• Bed shortages cause dangerous delays in cranial neurosurgery, Getting It Right First Time Report finds
  • One in 10 patients needing subarachnoid haemorrhage surgery miss two-day target
  • Report follows warnings to Simon Stevens from coroners last year

Just one third of providers for a specialist surgery are meeting waiting times standards and one in 10 patients don’t receive timely emergency surgery, a new report shows.

A report into cranial neurosurgery showed bed shortages had seen only eight of England’s 24 providers hitting the elective waiting time target, with another third with a performance of less than 60 per cent.

The latest report from the Getting It Right First Time programme found surgical teams were frustrated by the high number of delays and subsequent cancellations in the speciality.

Issues included admissions before the day of surgery and significant delays in discharging patients, often because district general hospitals would not accept transfers once a patient had been treated.

This can mean patients who need urgent treatment miss the two-day target.

The report said 10 per cent of patients with a subarachnoid haemorrhage waited longer than this, with increased risk of death or brain damage.

The report said coroners had issued a number of prevention of future deaths reports on the subject.

HSJ reported last February that NHS England chief executive Simon Stevens had been warned about two deaths caused by a lack of intensive care unit beds, one case in the East Midlands, the other in the south east.

A third of providers took at least two days in more than 10 per cent of cases, the report said.

Cranial neurosurgery is provided from 24 different centres in England, 22 which are co-located with trauma centres. They undertake roughly 75,000 procedures a year, 54 per cent of which are elective.

The GIRFT team found that six trusts saw 10 per cent or more cancellations from their elective list.

Outcomes data showed there was no difference between patients discharged quickly after a procedure and those who stayed in a bed for a significant period afterwards.

The report made recommendations on managing bed base and referrals and said one provider treated only five per cent of elective patients on the day they were admitted – compared to two trusts that managed 90 per cent on the day. The 10,000 pre-operative bed days across England cost almost £4m a year.

Consultant neurosurgeon Nick Phillips, who led the review, said the recommended changes: “Might only make a small difference to the number of patients a cranial neurosurgery team can treat.

“Together, however, freeing up just one extra bed, per trust, per day, would allow thousands more patients to receive the care of cranial neurosurgeons each year without any increase in resource.”

The report also said trusts could save 15 per cent from their £50m combined spend on medical devices used in the specialism.

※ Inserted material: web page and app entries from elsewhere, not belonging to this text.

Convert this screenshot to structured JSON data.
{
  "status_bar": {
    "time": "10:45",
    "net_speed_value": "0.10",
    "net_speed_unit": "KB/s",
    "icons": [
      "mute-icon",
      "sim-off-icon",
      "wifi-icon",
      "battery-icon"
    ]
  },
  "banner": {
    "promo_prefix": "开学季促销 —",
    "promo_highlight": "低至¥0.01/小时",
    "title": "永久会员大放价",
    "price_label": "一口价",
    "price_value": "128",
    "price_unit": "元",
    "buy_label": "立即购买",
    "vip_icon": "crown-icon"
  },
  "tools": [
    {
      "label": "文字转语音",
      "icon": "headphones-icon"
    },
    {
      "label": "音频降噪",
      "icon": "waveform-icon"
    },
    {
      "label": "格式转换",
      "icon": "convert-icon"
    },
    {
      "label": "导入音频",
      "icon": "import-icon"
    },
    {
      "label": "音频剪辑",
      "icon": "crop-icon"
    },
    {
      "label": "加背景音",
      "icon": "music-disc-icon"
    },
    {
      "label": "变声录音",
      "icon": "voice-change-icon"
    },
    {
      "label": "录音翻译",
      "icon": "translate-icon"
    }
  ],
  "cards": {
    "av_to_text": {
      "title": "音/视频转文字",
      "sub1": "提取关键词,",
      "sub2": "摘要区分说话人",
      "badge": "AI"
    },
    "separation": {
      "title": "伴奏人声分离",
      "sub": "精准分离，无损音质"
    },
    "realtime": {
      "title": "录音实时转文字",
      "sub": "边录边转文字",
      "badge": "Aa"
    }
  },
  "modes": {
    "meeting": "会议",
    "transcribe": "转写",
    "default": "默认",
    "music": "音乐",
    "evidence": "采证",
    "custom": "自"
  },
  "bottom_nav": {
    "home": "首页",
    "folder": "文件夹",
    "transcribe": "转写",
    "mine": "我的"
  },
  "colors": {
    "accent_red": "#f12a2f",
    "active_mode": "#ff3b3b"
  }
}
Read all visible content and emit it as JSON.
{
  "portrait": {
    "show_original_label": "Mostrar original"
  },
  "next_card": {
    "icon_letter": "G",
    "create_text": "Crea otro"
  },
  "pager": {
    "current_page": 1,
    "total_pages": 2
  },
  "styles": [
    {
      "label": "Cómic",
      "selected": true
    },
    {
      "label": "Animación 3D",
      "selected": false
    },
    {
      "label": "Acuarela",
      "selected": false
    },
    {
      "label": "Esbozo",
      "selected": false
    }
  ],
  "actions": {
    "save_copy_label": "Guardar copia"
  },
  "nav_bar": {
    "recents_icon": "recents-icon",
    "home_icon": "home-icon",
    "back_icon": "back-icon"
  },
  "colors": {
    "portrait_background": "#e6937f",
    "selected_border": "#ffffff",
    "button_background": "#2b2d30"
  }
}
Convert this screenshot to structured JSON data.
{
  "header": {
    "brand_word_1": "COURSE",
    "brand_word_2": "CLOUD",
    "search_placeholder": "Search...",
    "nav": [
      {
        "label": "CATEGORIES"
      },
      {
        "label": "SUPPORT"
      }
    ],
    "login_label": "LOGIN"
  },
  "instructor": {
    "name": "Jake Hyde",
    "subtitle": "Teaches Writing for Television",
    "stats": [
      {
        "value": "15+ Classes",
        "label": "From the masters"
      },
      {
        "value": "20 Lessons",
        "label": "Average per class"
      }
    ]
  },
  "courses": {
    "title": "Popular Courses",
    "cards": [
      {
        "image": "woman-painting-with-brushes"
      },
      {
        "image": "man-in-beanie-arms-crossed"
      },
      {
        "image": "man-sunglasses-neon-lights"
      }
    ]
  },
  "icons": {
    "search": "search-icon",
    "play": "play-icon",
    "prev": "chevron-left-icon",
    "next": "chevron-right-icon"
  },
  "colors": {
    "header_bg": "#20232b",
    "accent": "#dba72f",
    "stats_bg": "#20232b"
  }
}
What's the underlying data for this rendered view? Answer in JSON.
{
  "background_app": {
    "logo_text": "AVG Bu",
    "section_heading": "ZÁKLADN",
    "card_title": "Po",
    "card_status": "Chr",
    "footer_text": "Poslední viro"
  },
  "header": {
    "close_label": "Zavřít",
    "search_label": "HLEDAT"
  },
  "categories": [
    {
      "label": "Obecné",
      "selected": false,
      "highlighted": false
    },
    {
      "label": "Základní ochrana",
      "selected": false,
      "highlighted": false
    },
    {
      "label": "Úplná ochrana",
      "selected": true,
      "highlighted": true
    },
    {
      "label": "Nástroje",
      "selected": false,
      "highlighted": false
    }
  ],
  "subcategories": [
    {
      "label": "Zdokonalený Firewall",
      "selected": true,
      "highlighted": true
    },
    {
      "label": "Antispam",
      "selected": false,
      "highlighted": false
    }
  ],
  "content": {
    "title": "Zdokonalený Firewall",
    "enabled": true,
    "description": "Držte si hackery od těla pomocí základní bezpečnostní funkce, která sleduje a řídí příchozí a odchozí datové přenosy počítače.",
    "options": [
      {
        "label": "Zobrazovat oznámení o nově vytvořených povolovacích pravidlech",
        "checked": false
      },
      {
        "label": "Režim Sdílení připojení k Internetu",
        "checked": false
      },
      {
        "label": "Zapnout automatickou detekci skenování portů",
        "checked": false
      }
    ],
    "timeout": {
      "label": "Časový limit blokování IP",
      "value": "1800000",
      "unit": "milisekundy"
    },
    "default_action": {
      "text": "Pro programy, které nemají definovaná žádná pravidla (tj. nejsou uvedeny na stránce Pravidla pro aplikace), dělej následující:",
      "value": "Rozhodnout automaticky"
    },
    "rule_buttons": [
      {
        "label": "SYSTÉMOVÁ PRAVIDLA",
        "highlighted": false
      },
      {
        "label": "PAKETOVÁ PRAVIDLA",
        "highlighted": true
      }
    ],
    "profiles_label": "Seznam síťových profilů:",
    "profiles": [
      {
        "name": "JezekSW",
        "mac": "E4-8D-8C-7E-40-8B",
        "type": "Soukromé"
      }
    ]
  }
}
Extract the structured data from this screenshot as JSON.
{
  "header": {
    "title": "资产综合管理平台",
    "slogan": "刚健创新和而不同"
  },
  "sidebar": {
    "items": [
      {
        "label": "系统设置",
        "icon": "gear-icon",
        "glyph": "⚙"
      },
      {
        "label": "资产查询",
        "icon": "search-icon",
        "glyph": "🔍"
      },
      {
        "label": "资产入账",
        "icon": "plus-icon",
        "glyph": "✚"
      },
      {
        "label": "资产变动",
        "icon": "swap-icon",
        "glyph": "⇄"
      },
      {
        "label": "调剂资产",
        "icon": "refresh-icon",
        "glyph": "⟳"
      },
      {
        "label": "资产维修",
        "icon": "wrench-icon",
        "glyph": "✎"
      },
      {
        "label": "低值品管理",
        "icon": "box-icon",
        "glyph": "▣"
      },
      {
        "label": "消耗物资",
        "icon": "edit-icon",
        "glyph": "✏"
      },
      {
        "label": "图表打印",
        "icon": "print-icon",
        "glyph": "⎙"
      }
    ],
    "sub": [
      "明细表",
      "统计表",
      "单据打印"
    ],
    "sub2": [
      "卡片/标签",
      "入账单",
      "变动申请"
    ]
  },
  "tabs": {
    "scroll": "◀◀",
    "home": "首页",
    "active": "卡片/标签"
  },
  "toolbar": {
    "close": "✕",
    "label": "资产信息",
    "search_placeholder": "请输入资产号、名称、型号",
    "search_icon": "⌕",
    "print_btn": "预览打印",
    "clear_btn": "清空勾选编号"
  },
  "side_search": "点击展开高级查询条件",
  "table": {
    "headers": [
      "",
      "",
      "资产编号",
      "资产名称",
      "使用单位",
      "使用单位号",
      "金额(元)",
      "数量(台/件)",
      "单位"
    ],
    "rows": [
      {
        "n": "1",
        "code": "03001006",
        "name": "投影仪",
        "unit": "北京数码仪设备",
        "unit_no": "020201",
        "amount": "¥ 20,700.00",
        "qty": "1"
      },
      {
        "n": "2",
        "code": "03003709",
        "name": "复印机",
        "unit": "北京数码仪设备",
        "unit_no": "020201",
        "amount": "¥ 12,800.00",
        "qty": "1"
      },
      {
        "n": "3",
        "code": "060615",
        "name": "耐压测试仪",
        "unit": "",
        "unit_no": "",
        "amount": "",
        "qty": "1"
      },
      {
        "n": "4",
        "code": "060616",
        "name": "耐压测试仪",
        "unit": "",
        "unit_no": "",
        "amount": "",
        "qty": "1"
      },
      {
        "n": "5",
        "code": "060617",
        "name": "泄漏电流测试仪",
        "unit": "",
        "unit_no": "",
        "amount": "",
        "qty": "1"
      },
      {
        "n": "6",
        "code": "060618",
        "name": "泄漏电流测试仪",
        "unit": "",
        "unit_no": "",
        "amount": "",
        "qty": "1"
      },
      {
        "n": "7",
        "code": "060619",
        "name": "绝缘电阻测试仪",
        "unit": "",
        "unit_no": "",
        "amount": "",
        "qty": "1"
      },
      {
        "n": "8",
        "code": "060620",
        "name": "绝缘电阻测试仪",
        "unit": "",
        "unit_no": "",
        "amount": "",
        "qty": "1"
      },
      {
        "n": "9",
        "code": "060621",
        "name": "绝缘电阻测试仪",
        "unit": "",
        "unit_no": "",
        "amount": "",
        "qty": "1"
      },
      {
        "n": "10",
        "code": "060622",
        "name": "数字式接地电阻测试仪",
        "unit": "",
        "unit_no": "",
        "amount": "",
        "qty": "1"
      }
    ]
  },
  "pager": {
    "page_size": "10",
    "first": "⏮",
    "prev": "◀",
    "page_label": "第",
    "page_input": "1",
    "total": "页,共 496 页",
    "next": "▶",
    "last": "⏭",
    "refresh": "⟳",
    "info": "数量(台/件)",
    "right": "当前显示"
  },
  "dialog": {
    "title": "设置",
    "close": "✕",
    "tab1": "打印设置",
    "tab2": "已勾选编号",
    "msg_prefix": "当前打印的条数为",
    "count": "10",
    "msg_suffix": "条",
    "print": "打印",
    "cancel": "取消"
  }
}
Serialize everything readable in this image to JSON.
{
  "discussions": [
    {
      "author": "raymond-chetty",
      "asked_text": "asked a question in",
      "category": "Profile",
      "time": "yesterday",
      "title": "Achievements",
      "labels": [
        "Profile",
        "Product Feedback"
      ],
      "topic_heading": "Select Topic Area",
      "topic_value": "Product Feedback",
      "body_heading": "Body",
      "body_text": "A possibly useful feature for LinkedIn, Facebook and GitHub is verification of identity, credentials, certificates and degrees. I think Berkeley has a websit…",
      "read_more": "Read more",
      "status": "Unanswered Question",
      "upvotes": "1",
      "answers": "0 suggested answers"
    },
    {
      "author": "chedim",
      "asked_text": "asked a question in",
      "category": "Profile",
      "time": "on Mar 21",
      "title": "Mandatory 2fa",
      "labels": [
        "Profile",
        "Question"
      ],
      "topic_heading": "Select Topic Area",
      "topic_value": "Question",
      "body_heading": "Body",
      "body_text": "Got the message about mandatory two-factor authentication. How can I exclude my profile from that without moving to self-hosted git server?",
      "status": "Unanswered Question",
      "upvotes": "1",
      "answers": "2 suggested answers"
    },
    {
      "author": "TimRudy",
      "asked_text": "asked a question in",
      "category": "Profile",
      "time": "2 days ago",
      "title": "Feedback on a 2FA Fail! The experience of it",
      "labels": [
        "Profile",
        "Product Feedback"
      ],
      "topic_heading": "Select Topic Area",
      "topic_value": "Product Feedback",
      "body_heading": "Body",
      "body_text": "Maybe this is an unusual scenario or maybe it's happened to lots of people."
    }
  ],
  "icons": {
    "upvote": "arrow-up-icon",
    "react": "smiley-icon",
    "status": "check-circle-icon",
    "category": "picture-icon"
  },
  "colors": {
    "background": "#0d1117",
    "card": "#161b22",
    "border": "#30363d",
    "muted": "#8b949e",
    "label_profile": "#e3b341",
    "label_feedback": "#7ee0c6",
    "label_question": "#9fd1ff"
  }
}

It said for some products there were “50 different brands used across trusts and no clear understanding of which represent the best value for money. In other product groups such as neuro stents and stimulators there is limited competition with markets dominated by two or three major international suppliers.”

Mr Phillips added that brain cancer survival rates had doubled over the past 40 years.

Other recommendations included increasing day-cases, ”greater use of non-consultant and non face-to-face outpatient appointments” and providing treatment for ”extremely rare conditions, such as rare tumours (for example, chordoma)” at regional centres.”

Trusts have been issued their own individualised recommendations which NHS Improvement expects to be implemented by this time next year.